What is required
The response must contain all of the entries, each one repeated exactly.

Data records
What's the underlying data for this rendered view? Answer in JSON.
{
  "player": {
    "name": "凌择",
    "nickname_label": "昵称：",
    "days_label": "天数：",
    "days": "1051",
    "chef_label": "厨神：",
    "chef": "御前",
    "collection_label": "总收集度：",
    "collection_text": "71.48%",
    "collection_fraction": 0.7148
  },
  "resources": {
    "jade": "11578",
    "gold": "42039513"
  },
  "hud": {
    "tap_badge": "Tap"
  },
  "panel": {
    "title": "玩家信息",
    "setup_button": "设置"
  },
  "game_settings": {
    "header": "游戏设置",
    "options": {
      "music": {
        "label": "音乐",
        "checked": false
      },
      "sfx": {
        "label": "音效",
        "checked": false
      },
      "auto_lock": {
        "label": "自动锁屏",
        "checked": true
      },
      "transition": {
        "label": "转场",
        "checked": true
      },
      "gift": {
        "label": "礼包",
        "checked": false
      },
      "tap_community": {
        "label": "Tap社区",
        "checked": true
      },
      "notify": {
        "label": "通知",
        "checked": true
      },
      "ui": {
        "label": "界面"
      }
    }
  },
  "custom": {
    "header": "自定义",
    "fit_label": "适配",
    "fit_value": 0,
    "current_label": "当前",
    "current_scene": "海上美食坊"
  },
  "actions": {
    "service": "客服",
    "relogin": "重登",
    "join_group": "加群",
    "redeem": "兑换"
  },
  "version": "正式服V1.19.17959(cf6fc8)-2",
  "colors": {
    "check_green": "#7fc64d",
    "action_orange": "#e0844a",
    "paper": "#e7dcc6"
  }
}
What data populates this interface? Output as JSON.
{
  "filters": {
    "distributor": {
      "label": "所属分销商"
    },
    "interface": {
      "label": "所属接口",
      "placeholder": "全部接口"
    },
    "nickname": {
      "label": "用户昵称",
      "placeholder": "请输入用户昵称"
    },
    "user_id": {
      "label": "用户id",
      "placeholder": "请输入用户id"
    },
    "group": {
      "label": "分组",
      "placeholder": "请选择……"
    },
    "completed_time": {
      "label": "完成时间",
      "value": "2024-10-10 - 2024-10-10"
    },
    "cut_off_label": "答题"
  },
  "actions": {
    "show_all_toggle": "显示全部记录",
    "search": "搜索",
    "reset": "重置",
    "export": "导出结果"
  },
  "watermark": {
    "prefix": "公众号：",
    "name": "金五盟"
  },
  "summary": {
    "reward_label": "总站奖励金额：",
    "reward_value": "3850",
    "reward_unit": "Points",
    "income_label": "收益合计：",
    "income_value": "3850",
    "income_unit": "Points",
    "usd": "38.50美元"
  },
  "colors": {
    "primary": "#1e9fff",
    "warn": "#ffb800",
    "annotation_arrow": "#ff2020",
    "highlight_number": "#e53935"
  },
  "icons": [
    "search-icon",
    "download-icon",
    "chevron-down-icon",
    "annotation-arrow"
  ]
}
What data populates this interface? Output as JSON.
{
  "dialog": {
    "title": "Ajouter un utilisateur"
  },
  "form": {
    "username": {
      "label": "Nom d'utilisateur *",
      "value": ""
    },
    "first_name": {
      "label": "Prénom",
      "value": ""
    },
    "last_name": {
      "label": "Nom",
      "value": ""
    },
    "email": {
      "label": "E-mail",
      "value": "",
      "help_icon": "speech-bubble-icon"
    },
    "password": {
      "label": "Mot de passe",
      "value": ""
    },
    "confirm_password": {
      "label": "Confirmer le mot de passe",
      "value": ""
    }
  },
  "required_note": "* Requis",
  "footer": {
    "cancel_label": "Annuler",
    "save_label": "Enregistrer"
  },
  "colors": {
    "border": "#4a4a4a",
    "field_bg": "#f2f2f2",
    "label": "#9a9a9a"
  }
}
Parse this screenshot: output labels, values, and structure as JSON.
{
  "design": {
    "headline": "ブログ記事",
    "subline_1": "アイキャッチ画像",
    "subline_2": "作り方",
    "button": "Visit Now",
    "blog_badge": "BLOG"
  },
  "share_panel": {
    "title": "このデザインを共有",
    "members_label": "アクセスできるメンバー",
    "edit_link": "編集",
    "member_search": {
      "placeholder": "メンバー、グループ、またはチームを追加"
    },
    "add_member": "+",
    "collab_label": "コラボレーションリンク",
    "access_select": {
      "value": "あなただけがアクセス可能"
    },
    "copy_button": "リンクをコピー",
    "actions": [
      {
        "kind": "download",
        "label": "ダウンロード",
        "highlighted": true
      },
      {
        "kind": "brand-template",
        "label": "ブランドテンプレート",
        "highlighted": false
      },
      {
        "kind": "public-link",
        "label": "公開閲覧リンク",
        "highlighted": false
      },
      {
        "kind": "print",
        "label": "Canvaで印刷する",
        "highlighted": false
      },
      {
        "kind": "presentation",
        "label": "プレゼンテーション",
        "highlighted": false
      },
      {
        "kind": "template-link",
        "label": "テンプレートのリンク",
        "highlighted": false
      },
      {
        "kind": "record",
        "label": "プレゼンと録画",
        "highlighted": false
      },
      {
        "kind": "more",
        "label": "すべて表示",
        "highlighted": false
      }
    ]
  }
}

Your solution
What's the underlying data for this rendered view? Answer in JSON.
{
  "player": {
    "name": "凌择",
    "nickname_label": "昵称：",
    "days_label": "天数：",
    "days": "1051",
    "chef_label": "厨神：",
    "chef": "御前",
    "collection_label": "总收集度：",
    "collection_text": "71.48%",
    "collection_fraction": 0.7148
  },
  "resources": {
    "jade": "11578",
    "gold": "42039513"
  },
  "hud": {
    "tap_badge": "Tap"
  },
  "panel": {
    "title": "玩家信息",
    "setup_button": "设置"
  },
  "game_settings": {
    "header": "游戏设置",
    "options": {
      "music": {
        "label": "音乐",
        "checked": false
      },
      "sfx": {
        "label": "音效",
        "checked": false
      },
      "auto_lock": {
        "label": "自动锁屏",
        "checked": true
      },
      "transition": {
        "label": "转场",
        "checked": true
      },
      "gift": {
        "label": "礼包",
        "checked": false
      },
      "tap_community": {
        "label": "Tap社区",
        "checked": true
      },
      "notify": {
        "label": "通知",
        "checked": true
      },
      "ui": {
        "label": "界面"
      }
    }
  },
  "custom": {
    "header": "自定义",
    "fit_label": "适配",
    "fit_value": 0,
    "current_label": "当前",
    "current_scene": "海上美食坊"
  },
  "actions": {
    "service": "客服",
    "relogin": "重登",
    "join_group": "加群",
    "redeem": "兑换"
  },
  "version": "正式服V1.19.17959(cf6fc8)-2",
  "colors": {
    "check_green": "#7fc64d",
    "action_orange": "#e0844a",
    "paper": "#e7dcc6"
  }
}
What data populates this interface? Output as JSON.
{
  "filters": {
    "distributor": {
      "label": "所属分销商"
    },
    "interface": {
      "label": "所属接口",
      "placeholder": "全部接口"
    },
    "nickname": {
      "label": "用户昵称",
      "placeholder": "请输入用户昵称"
    },
    "user_id": {
      "label": "用户id",
      "placeholder": "请输入用户id"
    },
    "group": {
      "label": "分组",
      "placeholder": "请选择……"
    },
    "completed_time": {
      "label": "完成时间",
      "value": "2024-10-10 - 2024-10-10"
    },
    "cut_off_label": "答题"
  },
  "actions": {
    "show_all_toggle": "显示全部记录",
    "search": "搜索",
    "reset": "重置",
    "export": "导出结果"
  },
  "watermark": {
    "prefix": "公众号：",
    "name": "金五盟"
  },
  "summary": {
    "reward_label": "总站奖励金额：",
    "reward_value": "3850",
    "reward_unit": "Points",
    "income_label": "收益合计：",
    "income_value": "3850",
    "income_unit": "Points",
    "usd": "38.50美元"
  },
  "colors": {
    "primary": "#1e9fff",
    "warn": "#ffb800",
    "annotation_arrow": "#ff2020",
    "highlight_number": "#e53935"
  },
  "icons": [
    "search-icon",
    "download-icon",
    "chevron-down-icon",
    "annotation-arrow"
  ]
}
What data populates this interface? Output as JSON.
{
  "dialog": {
    "title": "Ajouter un utilisateur"
  },
  "form": {
    "username": {
      "label": "Nom d'utilisateur *",
      "value": ""
    },
    "first_name": {
      "label": "Prénom",
      "value": ""
    },
    "last_name": {
      "label": "Nom",
      "value": ""
    },
    "email": {
      "label": "E-mail",
      "value": "",
      "help_icon": "speech-bubble-icon"
    },
    "password": {
      "label": "Mot de passe",
      "value": ""
    },
    "confirm_password": {
      "label": "Confirmer le mot de passe",
      "value": ""
    }
  },
  "required_note": "* Requis",
  "footer": {
    "cancel_label": "Annuler",
    "save_label": "Enregistrer"
  },
  "colors": {
    "border": "#4a4a4a",
    "field_bg": "#f2f2f2",
    "label": "#9a9a9a"
  }
}
Parse this screenshot: output labels, values, and structure as JSON.
{
  "design": {
    "headline": "ブログ記事",
    "subline_1": "アイキャッチ画像",
    "subline_2": "作り方",
    "button": "Visit Now",
    "blog_badge": "BLOG"
  },
  "share_panel": {
    "title": "このデザインを共有",
    "members_label": "アクセスできるメンバー",
    "edit_link": "編集",
    "member_search": {
      "placeholder": "メンバー、グループ、またはチームを追加"
    },
    "add_member": "+",
    "collab_label": "コラボレーションリンク",
    "access_select": {
      "value": "あなただけがアクセス可能"
    },
    "copy_button": "リンクをコピー",
    "actions": [
      {
        "kind": "download",
        "label": "ダウンロード",
        "highlighted": true
      },
      {
        "kind": "brand-template",
        "label": "ブランドテンプレート",
        "highlighted": false
      },
      {
        "kind": "public-link",
        "label": "公開閲覧リンク",
        "highlighted": false
      },
      {
        "kind": "print",
        "label": "Canvaで印刷する",
        "highlighted": false
      },
      {
        "kind": "presentation",
        "label": "プレゼンテーション",
        "highlighted": false
      },
      {
        "kind": "template-link",
        "label": "テンプレートのリンク",
        "highlighted": false
      },
      {
        "kind": "record",
        "label": "プレゼンと録画",
        "highlighted": false
      },
      {
        "kind": "more",
        "label": "すべて表示",
        "highlighted": false
      }
    ]
  }
}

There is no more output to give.